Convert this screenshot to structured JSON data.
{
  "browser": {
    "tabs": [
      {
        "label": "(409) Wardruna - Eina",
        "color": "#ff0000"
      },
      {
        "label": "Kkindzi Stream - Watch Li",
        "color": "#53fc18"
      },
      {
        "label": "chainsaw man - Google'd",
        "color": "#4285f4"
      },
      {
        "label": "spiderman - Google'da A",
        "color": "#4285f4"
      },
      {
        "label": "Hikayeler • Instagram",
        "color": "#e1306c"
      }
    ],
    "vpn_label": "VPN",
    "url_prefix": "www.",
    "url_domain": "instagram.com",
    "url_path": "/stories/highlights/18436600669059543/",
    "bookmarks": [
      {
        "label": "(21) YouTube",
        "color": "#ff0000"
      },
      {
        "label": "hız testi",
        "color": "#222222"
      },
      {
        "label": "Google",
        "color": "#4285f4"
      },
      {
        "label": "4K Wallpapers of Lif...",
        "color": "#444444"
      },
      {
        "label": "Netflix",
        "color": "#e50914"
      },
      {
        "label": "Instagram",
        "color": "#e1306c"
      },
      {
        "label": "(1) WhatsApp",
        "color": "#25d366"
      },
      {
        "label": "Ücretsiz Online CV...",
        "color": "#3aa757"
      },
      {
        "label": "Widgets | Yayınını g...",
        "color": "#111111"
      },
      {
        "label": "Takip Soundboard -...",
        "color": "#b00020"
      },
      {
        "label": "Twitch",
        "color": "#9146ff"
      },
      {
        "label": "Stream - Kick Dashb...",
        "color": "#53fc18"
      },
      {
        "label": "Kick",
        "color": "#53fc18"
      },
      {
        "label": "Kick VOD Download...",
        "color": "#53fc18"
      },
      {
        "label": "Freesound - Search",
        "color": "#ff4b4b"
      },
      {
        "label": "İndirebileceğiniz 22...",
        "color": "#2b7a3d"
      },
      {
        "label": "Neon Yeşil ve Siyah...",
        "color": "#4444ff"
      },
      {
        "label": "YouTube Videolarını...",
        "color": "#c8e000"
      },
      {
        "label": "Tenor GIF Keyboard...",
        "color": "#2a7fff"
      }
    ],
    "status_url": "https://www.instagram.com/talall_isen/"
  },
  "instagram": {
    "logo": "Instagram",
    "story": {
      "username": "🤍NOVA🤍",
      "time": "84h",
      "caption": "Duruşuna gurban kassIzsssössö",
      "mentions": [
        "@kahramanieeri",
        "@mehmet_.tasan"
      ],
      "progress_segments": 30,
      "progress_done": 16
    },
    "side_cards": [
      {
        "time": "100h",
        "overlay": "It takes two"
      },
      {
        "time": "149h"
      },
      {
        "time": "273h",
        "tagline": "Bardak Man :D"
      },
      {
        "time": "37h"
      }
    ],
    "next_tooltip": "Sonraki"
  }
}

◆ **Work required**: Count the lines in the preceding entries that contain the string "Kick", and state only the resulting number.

◆ **Result for this exercise**: 3